Time went on, I accumulated more attempts, and the relaxation of making peace with the tension in my body led to finally getting over Getting Over It. At approximately 8:30 PM on November 12th, 2018 I scaled the final obstacle and watched Cauldron Man shove off into the stars. My wife and three cats were in attendance as I felt bliss wash over the muscles I made peace with.  Fresh with triumph I started a new game, curious as to how quickly I could scale the obstacles now, and that turned out to be the mistake that reframed Getting Over It as a source of tension and just "something to do" instead of the meditative experience I'd created.Foddy anticipated this with an exit placed near one of the last obstacles. It's a snake that would put Cauldron Man back at the beginning with a sign that warns against riding it, at odds with Foddy's narration saying that I'd regret finishing the game so the snake was placed there for my benefit. I'd come so far and felt so great reaching the top of Getting Over It so I paid the sign and accompanying commentary little mind during my first successful trek up the mountain. But on replay? That's when the peace I'd made with myself came crashing down.

My second (ultimately successful in 1/20 the time) trip up the mountain started swimmingly and I was awash with joy at how deftly I got through obstacles that proved so troubling the first time through. Even the place where most players call it quits, the Devil's Chimney (which looks way more like a nose and the passage a sinus cavity so I call it the Devil's Nostril), was a brisk few flicks of my wrist and mouse to climb through an obstacle that once took me several hours to feel my way through. Then I hit my first point of failure by getting overconfident around the orange and the frustration I'd turned into relaxation could no longer make the transference.Before I was testing the limits of my patience and learning to quiet my tension.
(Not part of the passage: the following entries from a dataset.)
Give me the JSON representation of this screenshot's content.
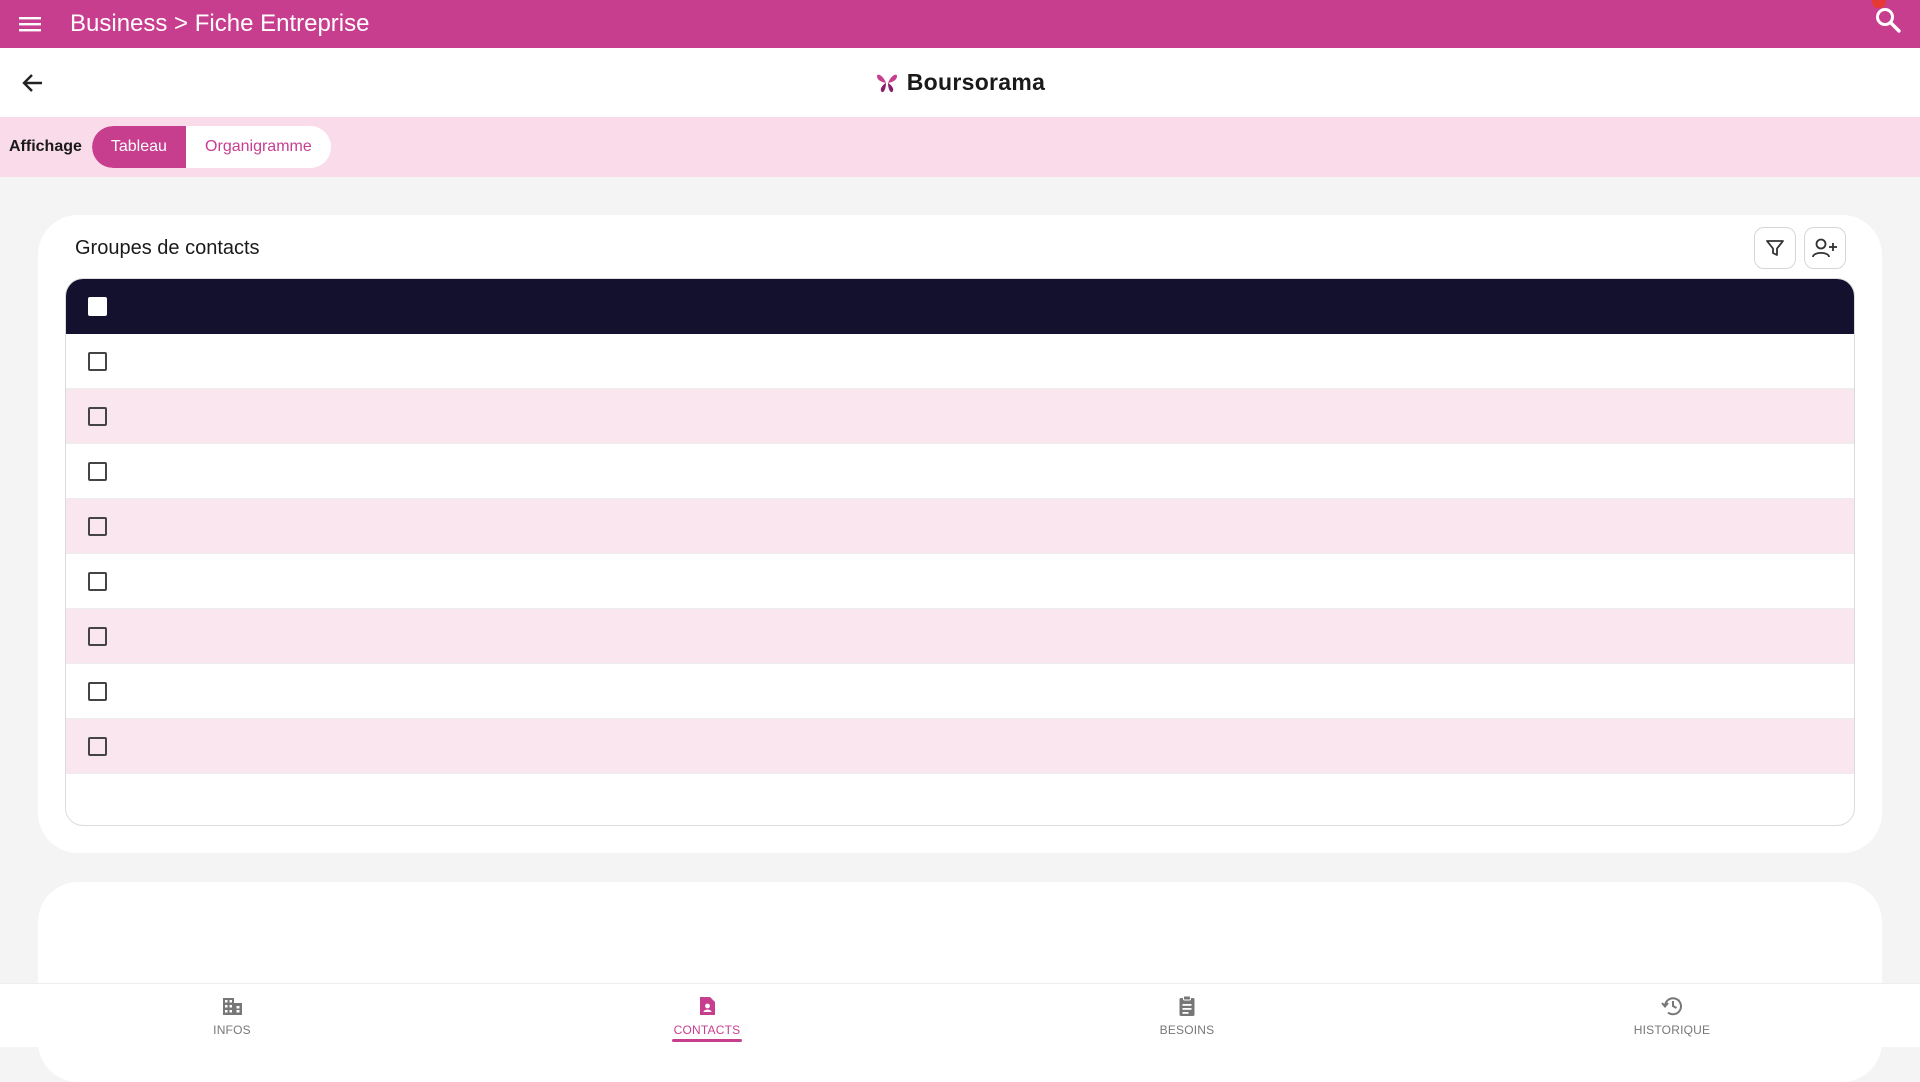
{
  "topbar": {
    "title": "Business > Fiche Entreprise",
    "color": "#c83e8f",
    "menu_icon": "menu-icon",
    "search_icon": "search-icon"
  },
  "header": {
    "company_name": "Boursorama",
    "back_icon": "arrow-left-icon",
    "logo_icon": "butterfly-logo"
  },
  "display": {
    "label": "Affichage",
    "options": [
      "Tableau",
      "Organigramme"
    ],
    "selected": "Tableau"
  },
  "contacts_card": {
    "title": "Groupes de contacts",
    "filter_icon": "filter-icon",
    "add_contact_icon": "add-contact-icon",
    "row_count": 8
  },
  "bottom_nav": {
    "items": [
      {
        "label": "INFOS",
        "icon": "building-icon",
        "active": false
      },
      {
        "label": "CONTACTS",
        "icon": "contact-file-icon",
        "active": true
      },
      {
        "label": "BESOINS",
        "icon": "clipboard-icon",
        "active": false
      },
      {
        "label": "HISTORIQUE",
        "icon": "history-icon",
        "active": false
      }
    ],
    "active_color": "#c83e8f"
  }
}
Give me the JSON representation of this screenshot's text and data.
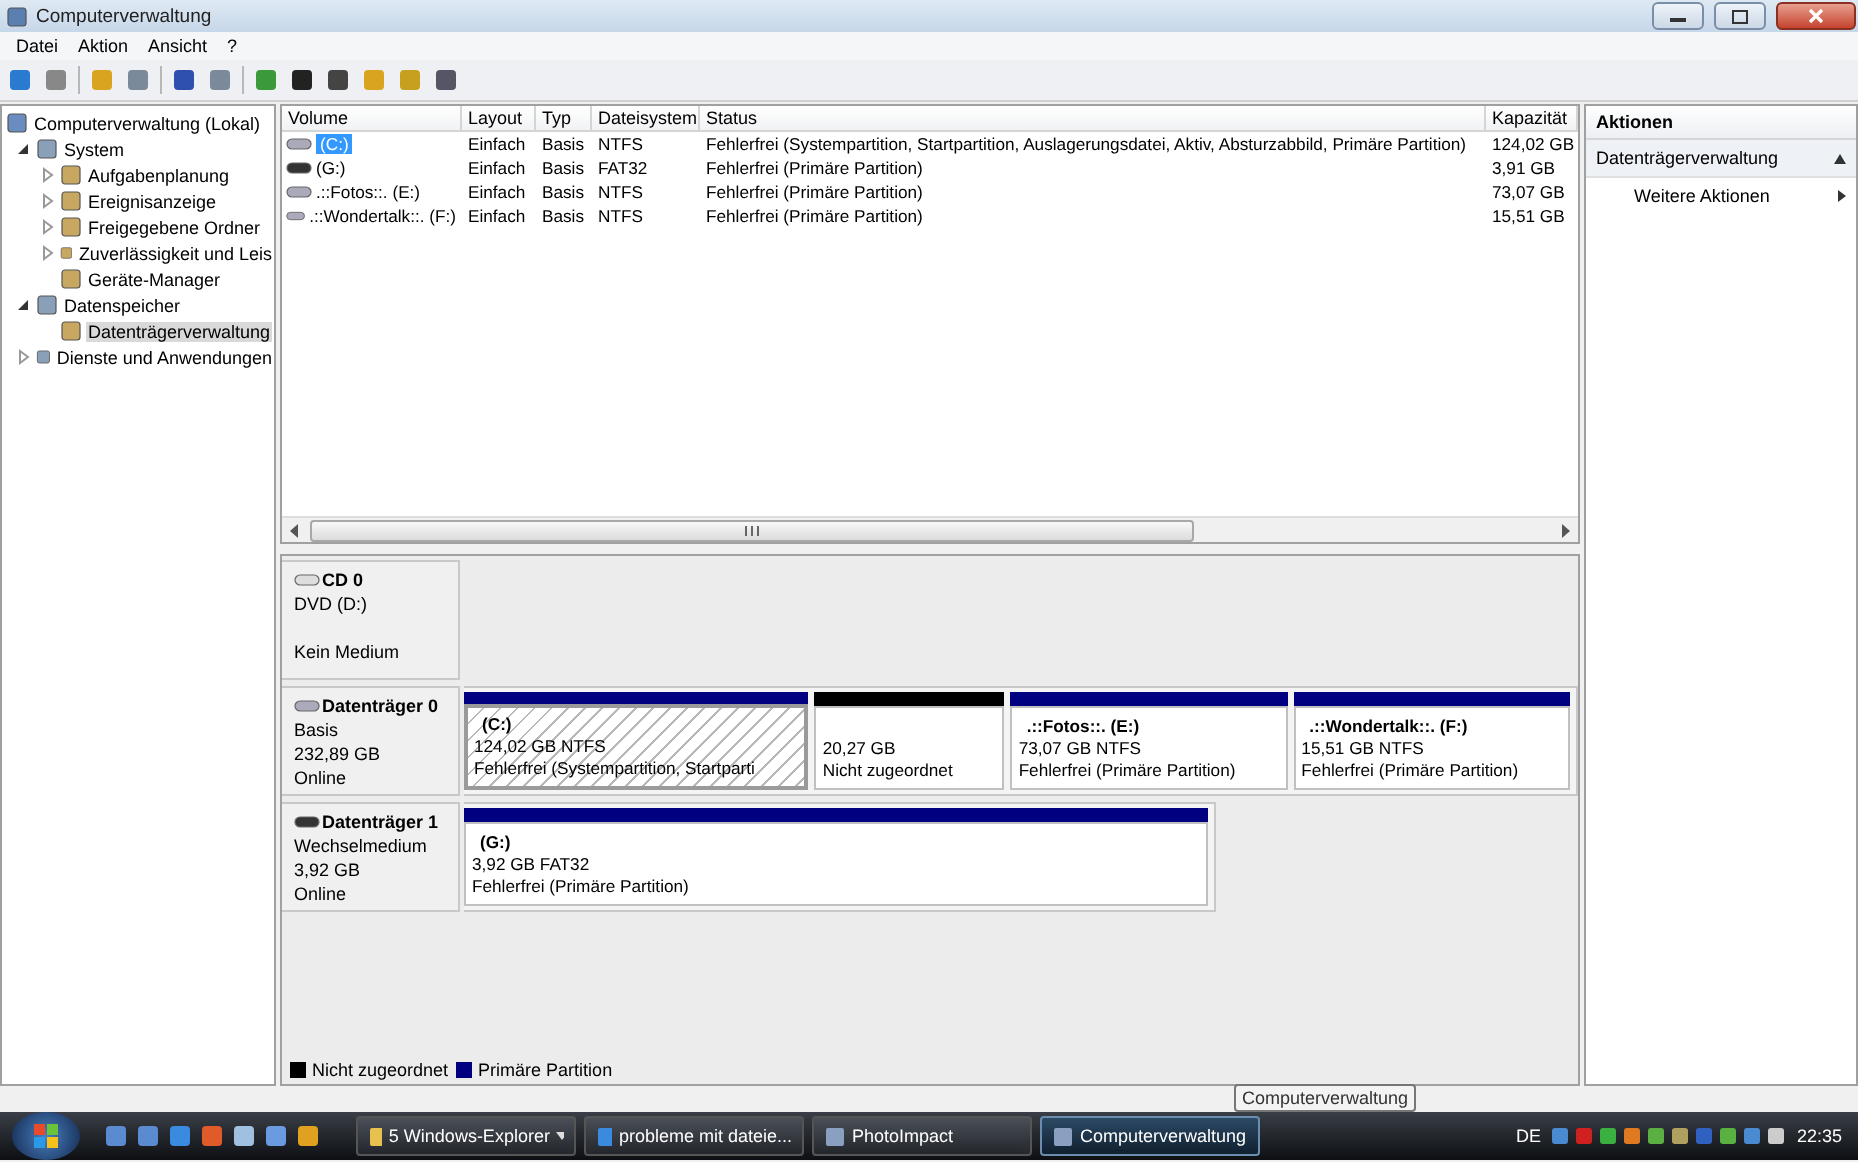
{
  "window": {
    "title": "Computerverwaltung"
  },
  "menu": [
    "Datei",
    "Aktion",
    "Ansicht",
    "?"
  ],
  "tree": [
    {
      "label": "Computerverwaltung (Lokal)",
      "selected": false,
      "children": [
        {
          "label": "System",
          "expanded": true,
          "selected": false,
          "children": [
            {
              "label": "Aufgabenplanung",
              "expanded": false,
              "selected": false
            },
            {
              "label": "Ereignisanzeige",
              "expanded": false,
              "selected": false
            },
            {
              "label": "Freigegebene Ordner",
              "expanded": false,
              "selected": false
            },
            {
              "label": "Zuverlässigkeit und Leis",
              "expanded": false,
              "selected": false
            },
            {
              "label": "Geräte-Manager",
              "selected": false
            }
          ]
        },
        {
          "label": "Datenspeicher",
          "expanded": true,
          "selected": false,
          "children": [
            {
              "label": "Datenträgerverwaltung",
              "selected": true
            }
          ]
        },
        {
          "label": "Dienste und Anwendungen",
          "expanded": false,
          "selected": false
        }
      ]
    }
  ],
  "volume_table": {
    "columns": [
      "Volume",
      "Layout",
      "Typ",
      "Dateisystem",
      "Status",
      "Kapazität"
    ],
    "rows": [
      {
        "kind": "fixed",
        "selected": true,
        "cells": [
          "(C:)",
          "Einfach",
          "Basis",
          "NTFS",
          "Fehlerfrei (Systempartition, Startpartition, Auslagerungsdatei, Aktiv, Absturzabbild, Primäre Partition)",
          "124,02 GB"
        ]
      },
      {
        "kind": "removable",
        "selected": false,
        "cells": [
          "(G:)",
          "Einfach",
          "Basis",
          "FAT32",
          "Fehlerfrei (Primäre Partition)",
          "3,91 GB"
        ]
      },
      {
        "kind": "fixed",
        "selected": false,
        "cells": [
          ".::Fotos::. (E:)",
          "Einfach",
          "Basis",
          "NTFS",
          "Fehlerfrei (Primäre Partition)",
          "73,07 GB"
        ]
      },
      {
        "kind": "fixed",
        "selected": false,
        "cells": [
          ".::Wondertalk::. (F:)",
          "Einfach",
          "Basis",
          "NTFS",
          "Fehlerfrei (Primäre Partition)",
          "15,51 GB"
        ]
      }
    ]
  },
  "disks": [
    {
      "kind": "cd",
      "name": "CD 0",
      "type": "DVD (D:)",
      "status": "Kein Medium"
    },
    {
      "kind": "disk",
      "name": "Datenträger 0",
      "type": "Basis",
      "size": "232,89 GB",
      "status": "Online",
      "partitions": [
        {
          "kind": "primary",
          "selected": true,
          "label": "(C:)",
          "detail": "124,02 GB NTFS",
          "status": "Fehlerfrei (Systempartition, Startparti"
        },
        {
          "kind": "unallocated",
          "selected": false,
          "detail": "20,27 GB",
          "status": "Nicht zugeordnet"
        },
        {
          "kind": "primary",
          "selected": false,
          "label": ".::Fotos::.  (E:)",
          "detail": "73,07 GB NTFS",
          "status": "Fehlerfrei (Primäre Partition)"
        },
        {
          "kind": "primary",
          "selected": false,
          "label": ".::Wondertalk::.  (F:)",
          "detail": "15,51 GB NTFS",
          "status": "Fehlerfrei (Primäre Partition)"
        }
      ]
    },
    {
      "kind": "removable",
      "name": "Datenträger 1",
      "type": "Wechselmedium",
      "size": "3,92 GB",
      "status": "Online",
      "partitions": [
        {
          "kind": "primary",
          "selected": false,
          "label": "(G:)",
          "detail": "3,92 GB FAT32",
          "status": "Fehlerfrei (Primäre Partition)"
        }
      ]
    }
  ],
  "legend": [
    {
      "label": "Nicht zugeordnet",
      "color": "#000000"
    },
    {
      "label": "Primäre Partition",
      "color": "#000080"
    }
  ],
  "actions": {
    "title": "Aktionen",
    "section": {
      "label": "Datenträgerverwaltung",
      "expanded": true
    },
    "items": [
      "Weitere Aktionen"
    ]
  },
  "taskbar": {
    "tasks": [
      {
        "kind": "group",
        "label": "5 Windows-Explorer",
        "selected": false
      },
      {
        "kind": "browser",
        "label": "probleme mit dateie...",
        "selected": false
      },
      {
        "kind": "app",
        "label": "PhotoImpact",
        "selected": false
      },
      {
        "kind": "app",
        "label": "Computerverwaltung",
        "selected": true
      }
    ],
    "language": "DE",
    "clock": "22:35",
    "tooltip": "Computerverwaltung"
  }
}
Now I knew I could do this and the frustration at my failure was hounded by the joyful memories of first getting over it. Getting Over It made an immediate transition from zen-like meditative experience to just another thing to do, in just another game to play, and the only satisfaction I've gained in subsequent playthroughs comes from shaving a few more minutes off of my initial victory. So my reward for getting over it is to chip away at the joy I felt in failure just to see how quickly I can finish.

Had I stopped and not insisted on challenging myself I would have nothing but peace and relaxation to share with Getting Over It. Instead I managed to prove Foddy correct. I did feel bad, not after finishing, but because I couldn't let the joy rest and needed to take it upon myself to climb the obstacles one more time. Then that one more time turned into two more times, three, and it's number six when I got my overall time to around twenty minutes that I realized I needed to let Getting Over It go. Getting Over It is like Minesweeper now, not an experience that I treasure but just another program in a sea of finished to unplayed games in my extensive library that could use the attention and - I hope - I'll let the feeling of reaching a joyful end point lay in rest instead of needing to prove myself against something I know I can beat for an audience of no one.

Dammit, Foddy, you were right.

If you enjoy my writing or podcast work, please consider becoming a monthly Patron or sending a one-time contribution!

Posted by Andrew

Comments (0) Trackbacks (0)

No comments yet.


Leave Your Thoughts!

Trackbacks are disabled.